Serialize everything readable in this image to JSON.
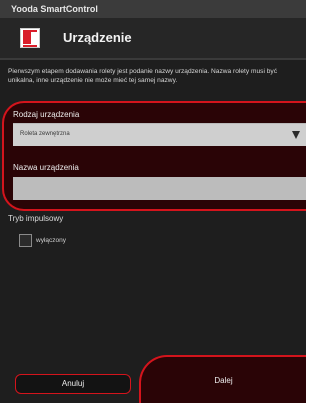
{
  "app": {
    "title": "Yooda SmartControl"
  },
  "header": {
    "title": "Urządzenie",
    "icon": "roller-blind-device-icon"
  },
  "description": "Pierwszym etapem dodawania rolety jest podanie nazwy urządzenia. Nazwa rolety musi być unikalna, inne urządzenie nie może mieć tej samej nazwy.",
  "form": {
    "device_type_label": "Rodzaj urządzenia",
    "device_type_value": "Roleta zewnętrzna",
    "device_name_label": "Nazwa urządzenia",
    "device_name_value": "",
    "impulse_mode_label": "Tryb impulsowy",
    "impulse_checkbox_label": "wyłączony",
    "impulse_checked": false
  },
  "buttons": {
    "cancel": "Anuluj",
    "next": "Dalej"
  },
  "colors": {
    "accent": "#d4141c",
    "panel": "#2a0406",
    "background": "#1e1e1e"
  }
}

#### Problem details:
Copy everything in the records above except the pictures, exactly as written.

#### Finished exercise:
Serialize everything readable in this image to JSON.
{
  "app": {
    "title": "Yooda SmartControl"
  },
  "header": {
    "title": "Urządzenie",
    "icon": "roller-blind-device-icon"
  },
  "description": "Pierwszym etapem dodawania rolety jest podanie nazwy urządzenia. Nazwa rolety musi być unikalna, inne urządzenie nie może mieć tej samej nazwy.",
  "form": {
    "device_type_label": "Rodzaj urządzenia",
    "device_type_value": "Roleta zewnętrzna",
    "device_name_label": "Nazwa urządzenia",
    "device_name_value": "",
    "impulse_mode_label": "Tryb impulsowy",
    "impulse_checkbox_label": "wyłączony",
    "impulse_checked": false
  },
  "buttons": {
    "cancel": "Anuluj",
    "next": "Dalej"
  },
  "colors": {
    "accent": "#d4141c",
    "panel": "#2a0406",
    "background": "#1e1e1e"
  }
}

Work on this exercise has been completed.